- The Context
- State of the State
Continuing our conversations with newsroom leaders about how the coronavirus is affecting newsrooms, today’s installment is a conversation with Larry Holeva, the executive editor at Times-Shamrock Communications, overseeing The Times-Tribune, The Citizens’ Voice, the Standard-Speaker, The Republican Herald and The Examiner, serving 10 counties in northeast Pennsylvania.
The Q&A below has been edited lightly for clarity:
PA Post: How has the pandemic changed your news coverage?
Holeva: We’ve transitioned all of our beat reporters to covering the coronavirus pandemic and have really taken it on as the single most important topic in coverage across our four newsrooms. When this first started, we launched a full coronavirus page that we publish every day in our four daily print publications. It is designed to be a “news you can use” resource — it started as a column of cancellations but has since developed into so much more.
We’re running stories about dealing with the mental health aspects of being locked down as well as the financial impacts of being out of work and resources for those in need.
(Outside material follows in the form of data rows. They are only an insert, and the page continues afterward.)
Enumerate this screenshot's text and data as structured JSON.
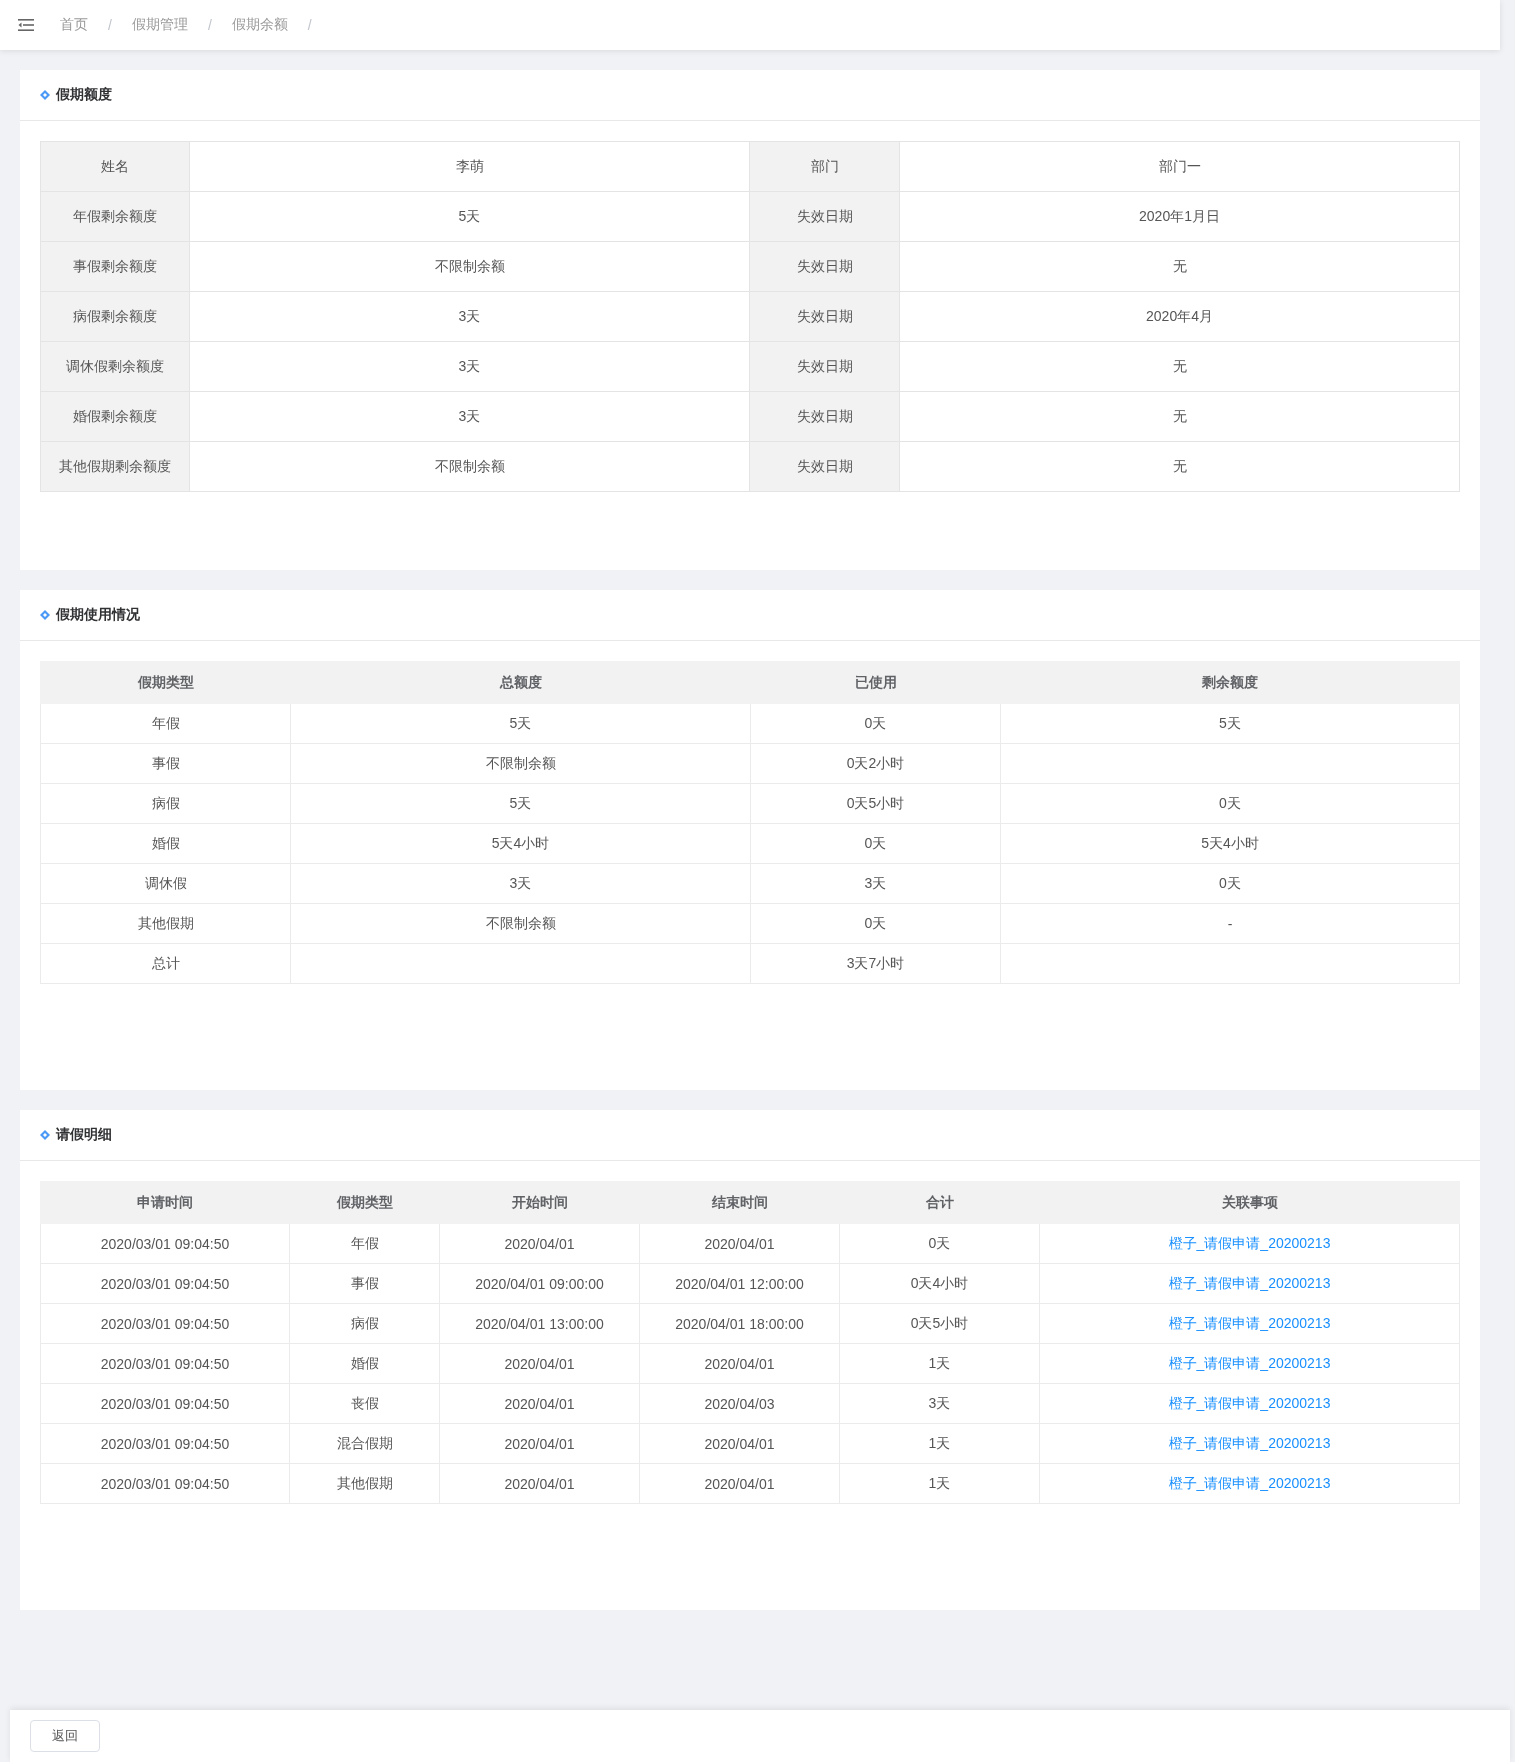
{
  "breadcrumb": [
    {
      "kind": "link",
      "label": "首页"
    },
    {
      "kind": "separator",
      "label": "/"
    },
    {
      "kind": "link",
      "label": "假期管理"
    },
    {
      "kind": "separator",
      "label": "/"
    },
    {
      "kind": "link",
      "label": "假期余额"
    },
    {
      "kind": "separator",
      "label": "/"
    }
  ],
  "quota": {
    "title": "假期额度",
    "rows": [
      [
        "姓名",
        "李萌",
        "部门",
        "部门一"
      ],
      [
        "年假剩余额度",
        "5天",
        "失效日期",
        "2020年1月日"
      ],
      [
        "事假剩余额度",
        "不限制余额",
        "失效日期",
        "无"
      ],
      [
        "病假剩余额度",
        "3天",
        "失效日期",
        "2020年4月"
      ],
      [
        "调休假剩余额度",
        "3天",
        "失效日期",
        "无"
      ],
      [
        "婚假剩余额度",
        "3天",
        "失效日期",
        "无"
      ],
      [
        "其他假期剩余额度",
        "不限制余额",
        "失效日期",
        "无"
      ]
    ]
  },
  "usage": {
    "title": "假期使用情况",
    "columns": [
      "假期类型",
      "总额度",
      "已使用",
      "剩余额度"
    ],
    "rows": [
      [
        "年假",
        "5天",
        "0天",
        "5天"
      ],
      [
        "事假",
        "不限制余额",
        "0天2小时",
        null
      ],
      [
        "病假",
        "5天",
        "0天5小时",
        "0天"
      ],
      [
        "婚假",
        "5天4小时",
        "0天",
        "5天4小时"
      ],
      [
        "调休假",
        "3天",
        "3天",
        "0天"
      ],
      [
        "其他假期",
        "不限制余额",
        "0天",
        "-"
      ],
      [
        "总计",
        null,
        "3天7小时",
        null
      ]
    ]
  },
  "details": {
    "title": "请假明细",
    "columns": [
      "申请时间",
      "假期类型",
      "开始时间",
      "结束时间",
      "合计",
      "关联事项"
    ],
    "rows": [
      [
        "2020/03/01 09:04:50",
        "年假",
        "2020/04/01",
        "2020/04/01",
        "0天",
        "橙子_请假申请_20200213"
      ],
      [
        "2020/03/01 09:04:50",
        "事假",
        "2020/04/01 09:00:00",
        "2020/04/01 12:00:00",
        "0天4小时",
        "橙子_请假申请_20200213"
      ],
      [
        "2020/03/01 09:04:50",
        "病假",
        "2020/04/01 13:00:00",
        "2020/04/01 18:00:00",
        "0天5小时",
        "橙子_请假申请_20200213"
      ],
      [
        "2020/03/01 09:04:50",
        "婚假",
        "2020/04/01",
        "2020/04/01",
        "1天",
        "橙子_请假申请_20200213"
      ],
      [
        "2020/03/01 09:04:50",
        "丧假",
        "2020/04/01",
        "2020/04/03",
        "3天",
        "橙子_请假申请_20200213"
      ],
      [
        "2020/03/01 09:04:50",
        "混合假期",
        "2020/04/01",
        "2020/04/01",
        "1天",
        "橙子_请假申请_20200213"
      ],
      [
        "2020/03/01 09:04:50",
        "其他假期",
        "2020/04/01",
        "2020/04/01",
        "1天",
        "橙子_请假申请_20200213"
      ]
    ]
  },
  "footer": {
    "back_button": "返回"
  }
}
[The pandemic] has taught me something about our coverage that I am trying to implement in all of our reporting. Because our region has such high rates of senior citizens and those living late in life, the concerns have been very high since we’re seeing so many issues with nursing homes across the state. I think we must work to cover the elderly population differently than we did pre-coronavirus.
Has Times-Shamrock done anything special for businesses in your community?
Outside of the content department, there has been a lot of focus on helping our advertisers and local businesses when the pandemic is over. Our advertising teams have been focused on developing plans and programs to try and help people reestablish their businesses. They’re taking a proactive approach to sales – you really need to be in front of it or you’ll be run over for it
Has the COVID-19 pandemic presented any significant challenges to your news coverage?
I think the biggest problem with our coverage right now is that because our reporters are all working from home, I don’t think we’re getting the same level of human drama in our stories. Even when you do finally reach someone, they don’t want any face-to-face contact, so we’re doing most of our reporting through document or telephone. I think something is lost in that translation.
Have you been able to work remotely?
I’ve elected to work in the office, and several of our top managers are doing the same. Our copy desks that design pages are also working in the office, but our content and advertising teams are all working from home. The building is quiet and we’re all wearing masks. We’ve relocated people to other parts of the building to ensure there is significant space for social distancing. The transition went very well for us – we were all up and running from home on a day’s notice.
What has the response from your community been to your news coverage?
Overall, it has been tremendous – our readership has increased significantly. Currently, the biggest concern in our region is the state of the economy. Right now, with the narrative being how the state is proceeding with reopening plans, there is a significant partisan split – either you are with Gov. Wolf or you’re not; there is no gray area. I’ve noticed just in terms of letters to the editor that there’s been a shift in the perception of our coverage based on those positions.
How do you feel the community has responded to COVID-19 itself?
There wasn’t any resistance within our communities from the very beginning. They were very quick to shut down, begin social distancing and wearing masks. Our greatest issues out of this part of the state have been in the Hazleton area where there is a large concentration of warehouses and meatpacking facilities. The numbers in Hazleton were exceptionally high; Luzerne County numbers were very high and that was primarily driven out of Hazleton. If you would remove the Hazleton and nursing home numbers from Luzerne county, there are very few cases.
What do you do to manage the stress personally and for your team?
Personally, I’ve been getting out on my bike at least three times a week – even when the weather has not been great. It helps me clear my mind and leave the news and office behind for a short period of time.
For my team, I’ve kept the communication going with my journalists and editors on a very consistent basis. Since they are working outside the building and at home, there is a lack of “face to face” interaction, but everyone seems like they’re handling the stress of the job and the virus and what it’s doing on their lives really well.
A few weeks ago, we were awarded as the Division II Sweepstakes winner in the Keystone Media Awards. It was fun to schedule a full staff Zoom meeting to share the news, to take a step back and appreciate some of the journalism that our team has done.
Interview conducted by Kate Landis.